Cartabia was made Knight Grand Cross in the Order of Merit of the Italian Republic on 24 October 2011.[9]

In December 2017, she was appointed as a substitute member[10] for Italy to the European Commission for Democracy through Law of the Council of Europe, also known as Venice Commission.[5]

WritingsEdit

  • Marta Cartabia; Andrea Simoncini (2015). Pope Benedict XVI's legal thought : a dialogue on the foundation of law. New York: Cambridge University Press. doi:10.1017/CBO9781316106303. ISBN 9781316106303. OCLC 1008627286.
  • Marta Cartabia; Andrea Simoncini (2013). La legge di re Salomone : ragione e diritto nei discorsi di Benedetto XVI. Biblioteca Universale Rizzoli Saggi (in Italian). Milan. p. 256. ISBN 9788817069878. OCLC 856902230.
  • Marta Cartabia; Andrea Simoncini (2009). La sostenibilità della democrazia nel XXI secolo.
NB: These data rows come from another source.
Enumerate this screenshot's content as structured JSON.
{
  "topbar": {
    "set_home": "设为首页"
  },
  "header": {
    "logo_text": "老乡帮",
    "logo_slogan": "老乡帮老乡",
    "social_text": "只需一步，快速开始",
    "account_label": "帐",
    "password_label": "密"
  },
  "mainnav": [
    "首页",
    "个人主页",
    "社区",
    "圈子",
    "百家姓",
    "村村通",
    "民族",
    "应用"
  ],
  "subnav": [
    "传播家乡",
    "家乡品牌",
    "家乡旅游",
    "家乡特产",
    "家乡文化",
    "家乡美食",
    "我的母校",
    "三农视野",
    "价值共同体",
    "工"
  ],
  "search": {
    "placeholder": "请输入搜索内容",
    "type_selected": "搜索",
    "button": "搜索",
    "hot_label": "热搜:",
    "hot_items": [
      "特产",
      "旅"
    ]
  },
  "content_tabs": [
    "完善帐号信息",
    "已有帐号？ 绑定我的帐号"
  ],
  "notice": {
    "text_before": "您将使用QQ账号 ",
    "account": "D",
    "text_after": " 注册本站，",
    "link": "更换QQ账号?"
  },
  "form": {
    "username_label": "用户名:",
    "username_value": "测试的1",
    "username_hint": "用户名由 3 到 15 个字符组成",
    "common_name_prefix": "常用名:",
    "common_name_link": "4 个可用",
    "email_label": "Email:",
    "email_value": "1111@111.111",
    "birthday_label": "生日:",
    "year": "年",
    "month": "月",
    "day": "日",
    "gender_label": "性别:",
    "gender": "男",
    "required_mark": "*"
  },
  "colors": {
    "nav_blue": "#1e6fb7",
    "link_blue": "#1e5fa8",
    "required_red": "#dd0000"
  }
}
Percorsi (in Italian). Bologna: Il Mulino. p. 351. ISBN 978-8815133724. OCLC 515405613. Archived from the original on December 18, 2019. Retrieved December 18, 2019.
  • Aldo Bardusco; Marta Cartabia; Micaela Frulli (February 8–9, 2007). Immunità costituzionali e crimini internazionali : atti del convegno (in Italian). 1 vol. Milan: Giuffrè. pp. X-295. ISBN 8814140383. OCLC 690390197.CS1 maint: date format (link)
  • * Marta Cartabia; Marilena Gennusa (2008). La fonti europee e il diritto italiano. Costituzione e società. Poteri (in Italian). Turino: Giappichelli. p. 121. ISBN 978-8834896808. OCLC 868542938.

ReferencesEdit

  1. ^ a b "The Constitutional Court: Composition of the Court". Constitutional Court of Italy. Retrieved 30 January 2015.
  2. ^ a b c "Marta Cartabia". The Straus institute. Retrieved 30 January 2015.
  3. ^ a b "Marta Cartabia". New York Encounter. Retrieved 30 January 2015.
  4. ^ "Justice Marta Cartabia to Deliver Clynes Chair in Judicial Ethics Lecture". The Law School - University of Notre Dame. Retrieved 30 January 2015.
  5. ^ a b c "Consulta. Marta Cartabia eletta Presidente, prima donna a guidare la Corte" (in Italian). RAI News. 11 December 2019. Retrieved 4 April 2020.
  6. ^ "Alessandro Criscuolo elected to Constitutional court, update". ANSA. 12 November 2014. Retrieved 30 January 2015.
  7. ^ "Corte Costituzionale, Mario Morelli nuovo presidente: prende il posto di Marta Cartabia. Ma la Consulta si è divisa" (in Italian). Il Messagero. 16 September 2020. Archived from the original on 17 September 2020.
  8. ^ "Mattarella nomina Emanuela Navarretta nuova giudice della Corte costituzionale. Sostituirà Marta Cartabia che è a fine mandato" (in Italian). Il Fatto Quotidiano. 9 September 2020. Archived from the original on 19 September 2020.
  9. ^ "Cartabia Prof.ssa Marta" (in Italian). Office of the Italian President. Retrieved 30 January 2015.
  10. ^ "Venice Commission :: Council of Europe". www.venice.coe.int. Retrieved 2018-03-01.
Legal offices
Preceded by
Giorgio Lattanzi
President of the Constitutional Court of Italy
2019–2020
Succeeded by
Mario Rosario Morelli